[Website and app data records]
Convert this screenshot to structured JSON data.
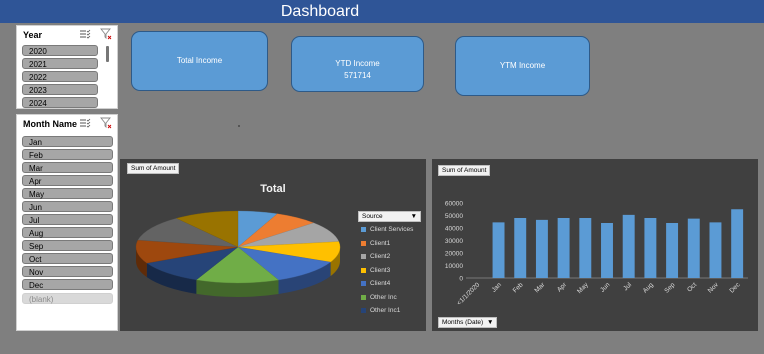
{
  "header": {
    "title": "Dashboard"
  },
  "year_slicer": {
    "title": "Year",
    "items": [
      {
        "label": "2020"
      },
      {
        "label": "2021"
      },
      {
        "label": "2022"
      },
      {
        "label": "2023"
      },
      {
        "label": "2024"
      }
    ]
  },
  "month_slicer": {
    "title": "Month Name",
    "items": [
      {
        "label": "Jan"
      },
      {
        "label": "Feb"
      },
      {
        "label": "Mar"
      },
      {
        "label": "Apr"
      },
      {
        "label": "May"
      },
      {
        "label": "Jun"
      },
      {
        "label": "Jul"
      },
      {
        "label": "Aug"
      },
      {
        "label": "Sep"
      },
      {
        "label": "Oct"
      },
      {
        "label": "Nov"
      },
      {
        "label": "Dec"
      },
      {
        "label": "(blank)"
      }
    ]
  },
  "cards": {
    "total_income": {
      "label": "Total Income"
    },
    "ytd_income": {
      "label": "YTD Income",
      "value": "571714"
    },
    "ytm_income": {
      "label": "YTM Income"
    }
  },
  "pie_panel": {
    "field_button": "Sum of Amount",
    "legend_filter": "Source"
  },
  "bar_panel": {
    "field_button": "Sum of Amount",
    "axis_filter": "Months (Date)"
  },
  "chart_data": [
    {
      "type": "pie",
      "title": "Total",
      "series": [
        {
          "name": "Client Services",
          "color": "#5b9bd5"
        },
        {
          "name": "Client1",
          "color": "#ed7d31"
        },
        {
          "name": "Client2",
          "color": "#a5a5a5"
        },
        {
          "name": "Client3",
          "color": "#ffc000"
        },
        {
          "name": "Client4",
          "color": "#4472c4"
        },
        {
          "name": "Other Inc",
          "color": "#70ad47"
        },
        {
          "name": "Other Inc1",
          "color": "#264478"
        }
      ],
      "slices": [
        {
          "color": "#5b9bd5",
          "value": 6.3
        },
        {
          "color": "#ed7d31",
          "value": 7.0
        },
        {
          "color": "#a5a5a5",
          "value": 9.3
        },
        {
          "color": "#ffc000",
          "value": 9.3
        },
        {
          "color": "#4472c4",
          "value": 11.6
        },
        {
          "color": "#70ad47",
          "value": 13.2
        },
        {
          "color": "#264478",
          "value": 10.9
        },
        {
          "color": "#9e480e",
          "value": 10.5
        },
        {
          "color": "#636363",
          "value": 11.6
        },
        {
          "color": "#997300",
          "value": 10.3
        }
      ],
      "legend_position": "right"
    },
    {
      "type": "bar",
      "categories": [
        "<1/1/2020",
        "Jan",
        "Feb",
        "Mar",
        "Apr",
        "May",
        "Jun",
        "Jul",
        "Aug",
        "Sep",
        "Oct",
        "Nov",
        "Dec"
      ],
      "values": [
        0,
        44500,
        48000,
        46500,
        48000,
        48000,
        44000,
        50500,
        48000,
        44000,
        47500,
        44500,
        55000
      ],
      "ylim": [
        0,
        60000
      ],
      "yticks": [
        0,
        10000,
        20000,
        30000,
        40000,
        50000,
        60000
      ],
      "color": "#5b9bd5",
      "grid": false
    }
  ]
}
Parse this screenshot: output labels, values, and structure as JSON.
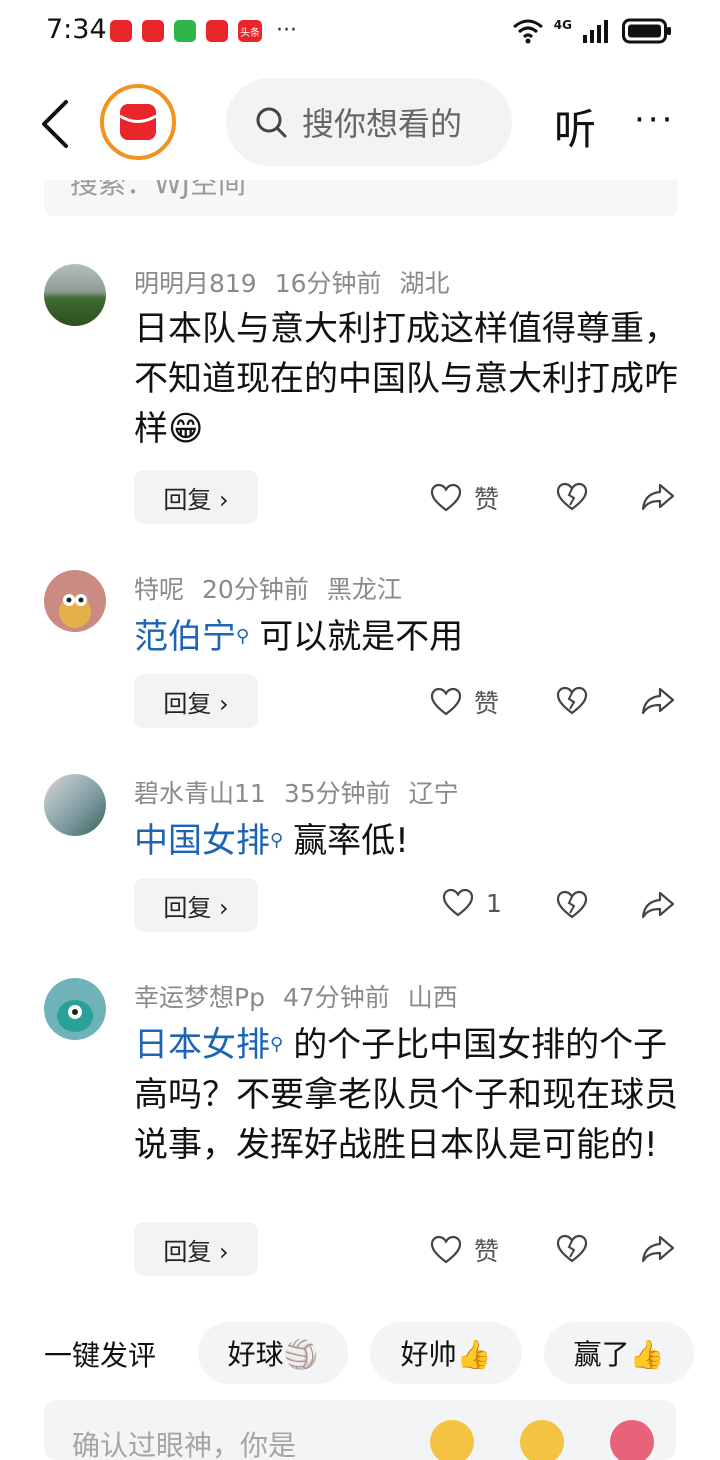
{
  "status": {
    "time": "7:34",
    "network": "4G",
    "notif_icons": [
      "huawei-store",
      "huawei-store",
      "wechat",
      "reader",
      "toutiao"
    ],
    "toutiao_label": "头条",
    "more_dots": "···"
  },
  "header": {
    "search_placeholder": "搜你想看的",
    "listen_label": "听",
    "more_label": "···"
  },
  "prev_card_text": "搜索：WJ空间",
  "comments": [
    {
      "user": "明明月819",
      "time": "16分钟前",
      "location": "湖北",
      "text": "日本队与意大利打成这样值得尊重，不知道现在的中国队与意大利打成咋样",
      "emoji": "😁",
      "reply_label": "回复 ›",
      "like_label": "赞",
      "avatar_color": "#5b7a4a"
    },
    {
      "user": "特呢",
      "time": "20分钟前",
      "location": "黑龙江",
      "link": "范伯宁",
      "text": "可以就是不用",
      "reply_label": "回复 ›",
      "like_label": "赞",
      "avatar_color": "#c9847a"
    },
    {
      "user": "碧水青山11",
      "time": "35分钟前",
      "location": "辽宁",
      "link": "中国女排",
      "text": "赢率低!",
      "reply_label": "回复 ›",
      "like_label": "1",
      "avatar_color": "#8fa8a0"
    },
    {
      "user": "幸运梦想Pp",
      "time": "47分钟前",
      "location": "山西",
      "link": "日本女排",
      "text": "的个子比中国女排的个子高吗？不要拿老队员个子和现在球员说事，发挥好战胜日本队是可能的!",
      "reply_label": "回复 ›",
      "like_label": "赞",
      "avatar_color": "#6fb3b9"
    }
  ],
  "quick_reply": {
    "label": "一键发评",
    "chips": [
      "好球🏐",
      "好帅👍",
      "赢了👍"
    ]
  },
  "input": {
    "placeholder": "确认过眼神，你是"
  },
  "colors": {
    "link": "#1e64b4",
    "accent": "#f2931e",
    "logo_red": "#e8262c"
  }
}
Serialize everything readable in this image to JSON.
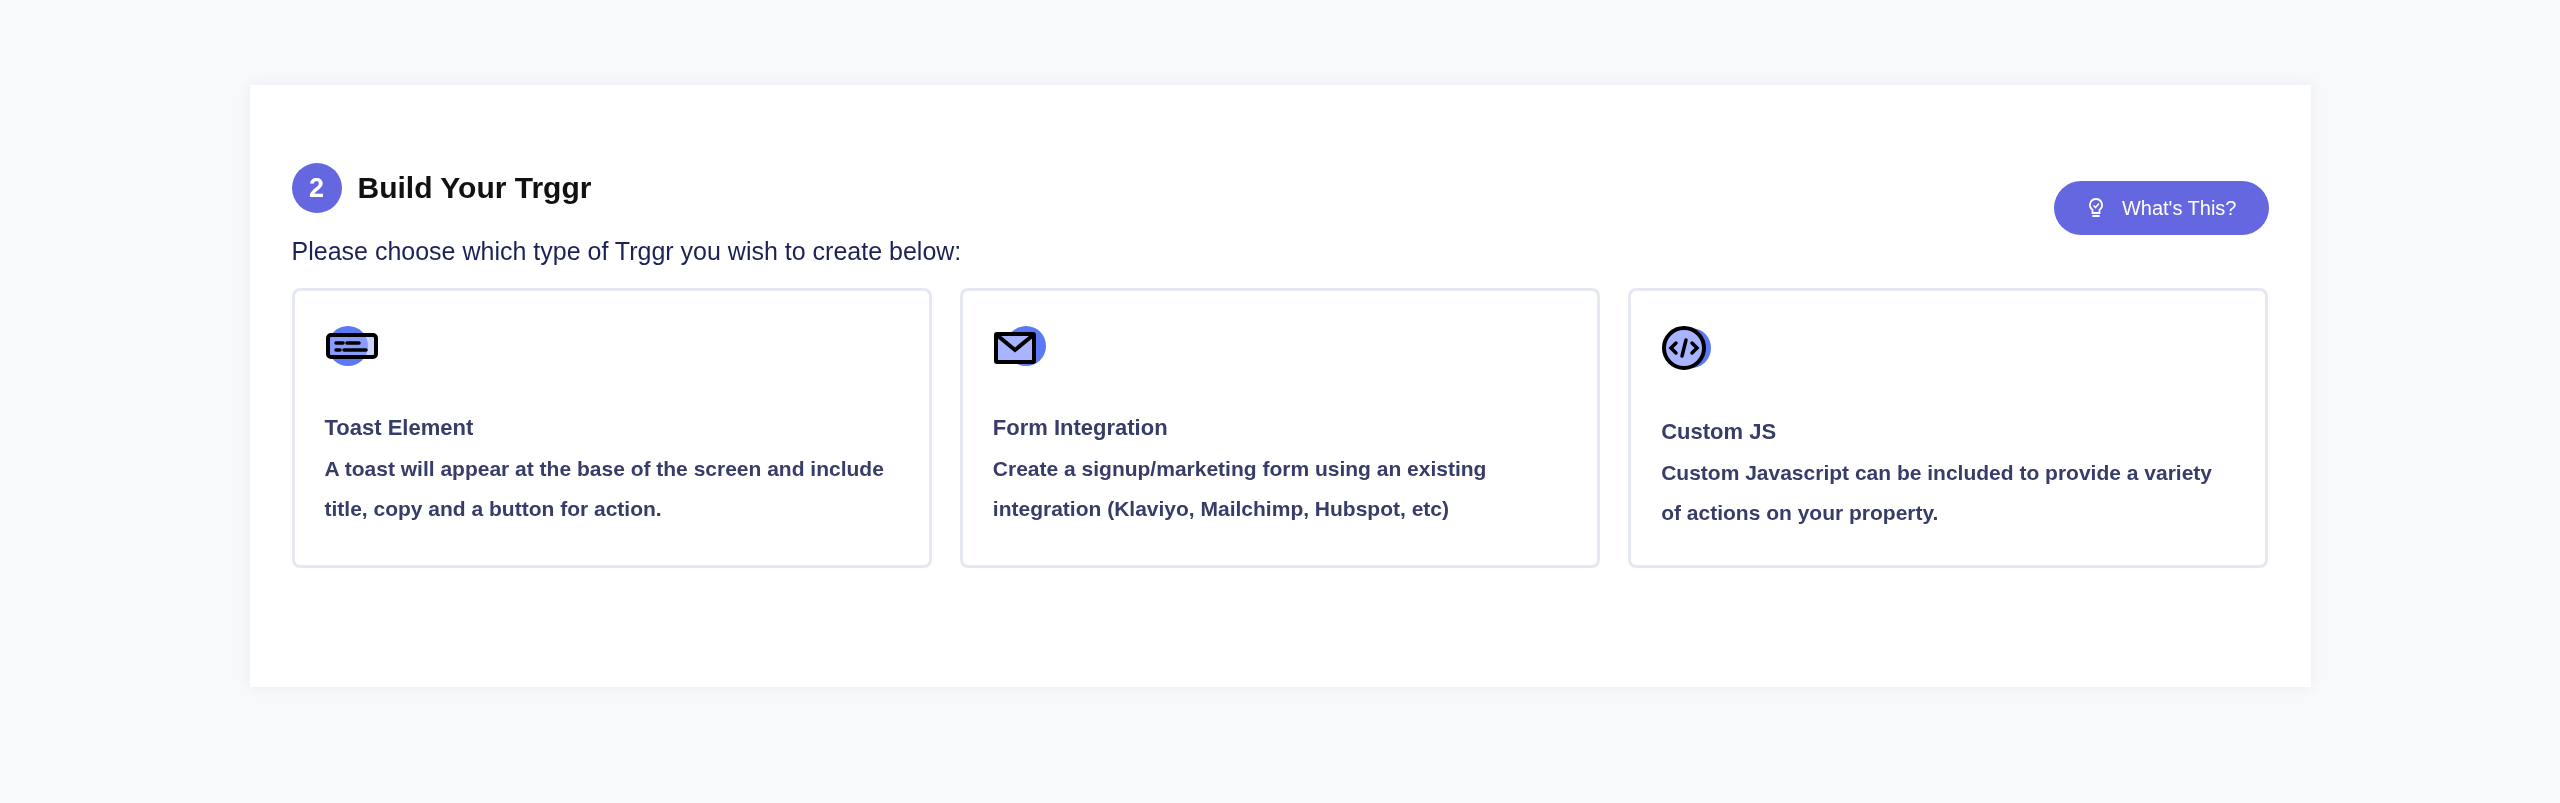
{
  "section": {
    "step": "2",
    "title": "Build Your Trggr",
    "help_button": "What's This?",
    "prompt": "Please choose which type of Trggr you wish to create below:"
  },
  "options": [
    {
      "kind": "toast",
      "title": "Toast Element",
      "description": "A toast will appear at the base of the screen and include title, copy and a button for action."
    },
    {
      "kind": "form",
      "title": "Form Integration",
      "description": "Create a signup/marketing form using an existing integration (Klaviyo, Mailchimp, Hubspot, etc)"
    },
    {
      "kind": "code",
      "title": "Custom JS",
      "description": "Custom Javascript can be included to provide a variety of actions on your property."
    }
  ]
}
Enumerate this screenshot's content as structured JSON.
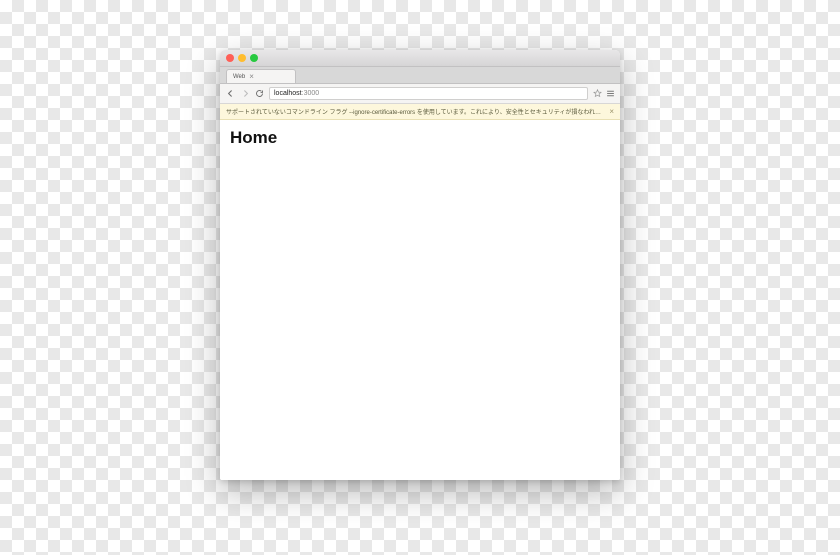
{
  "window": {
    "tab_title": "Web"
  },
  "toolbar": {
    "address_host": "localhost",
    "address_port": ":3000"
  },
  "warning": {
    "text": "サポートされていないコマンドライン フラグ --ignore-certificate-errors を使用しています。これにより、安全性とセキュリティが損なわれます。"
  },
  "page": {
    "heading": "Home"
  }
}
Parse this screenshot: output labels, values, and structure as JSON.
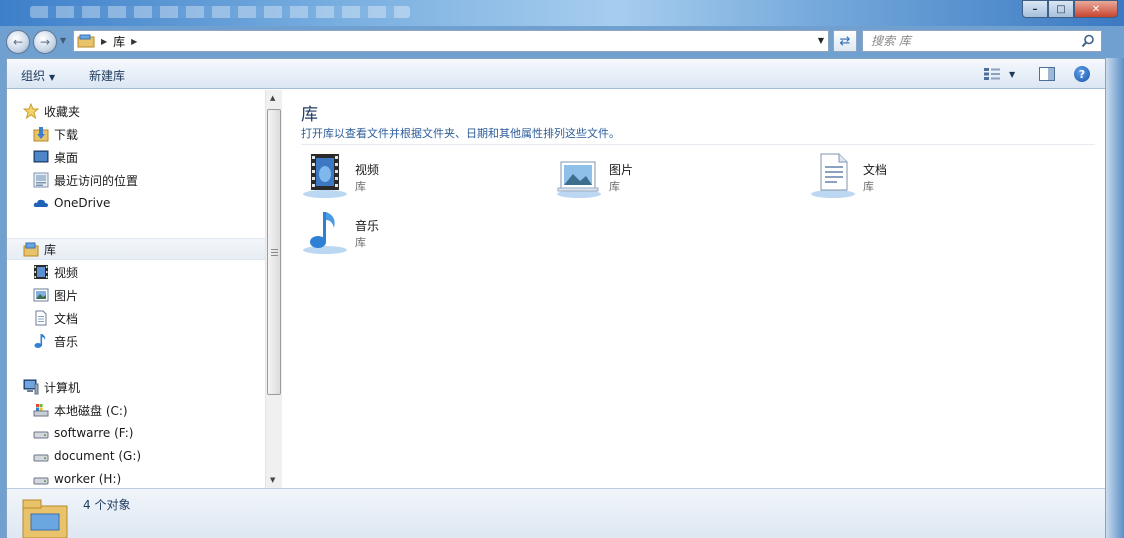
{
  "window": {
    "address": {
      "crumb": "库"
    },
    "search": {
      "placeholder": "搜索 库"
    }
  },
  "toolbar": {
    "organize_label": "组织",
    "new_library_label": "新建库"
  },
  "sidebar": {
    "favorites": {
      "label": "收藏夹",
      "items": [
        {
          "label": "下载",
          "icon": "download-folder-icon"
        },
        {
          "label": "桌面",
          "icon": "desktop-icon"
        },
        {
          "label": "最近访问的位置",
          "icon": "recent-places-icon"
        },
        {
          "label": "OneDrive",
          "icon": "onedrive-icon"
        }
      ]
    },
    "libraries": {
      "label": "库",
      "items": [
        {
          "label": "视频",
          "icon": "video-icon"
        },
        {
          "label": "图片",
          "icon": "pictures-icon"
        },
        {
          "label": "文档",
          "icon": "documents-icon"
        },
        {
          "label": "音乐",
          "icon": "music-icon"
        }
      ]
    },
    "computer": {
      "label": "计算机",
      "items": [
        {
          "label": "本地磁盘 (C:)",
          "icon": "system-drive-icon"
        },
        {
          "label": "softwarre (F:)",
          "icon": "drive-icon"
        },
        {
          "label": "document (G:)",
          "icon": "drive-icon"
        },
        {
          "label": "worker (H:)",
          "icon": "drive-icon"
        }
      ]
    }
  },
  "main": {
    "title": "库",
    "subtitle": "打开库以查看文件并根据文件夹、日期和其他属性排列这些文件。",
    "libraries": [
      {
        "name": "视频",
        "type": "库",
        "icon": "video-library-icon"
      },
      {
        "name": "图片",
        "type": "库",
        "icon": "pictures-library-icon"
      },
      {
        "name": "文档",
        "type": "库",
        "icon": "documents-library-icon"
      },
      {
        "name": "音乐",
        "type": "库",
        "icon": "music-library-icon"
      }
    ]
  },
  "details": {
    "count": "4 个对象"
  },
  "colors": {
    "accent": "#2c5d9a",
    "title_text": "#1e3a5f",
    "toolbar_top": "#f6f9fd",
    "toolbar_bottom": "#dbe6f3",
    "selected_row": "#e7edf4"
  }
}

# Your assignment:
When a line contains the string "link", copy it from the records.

# Your solution:
      "link": "范伯宁",
      "link": "中国女排",
      "link": "日本女排",
    "link": "#1e64b4",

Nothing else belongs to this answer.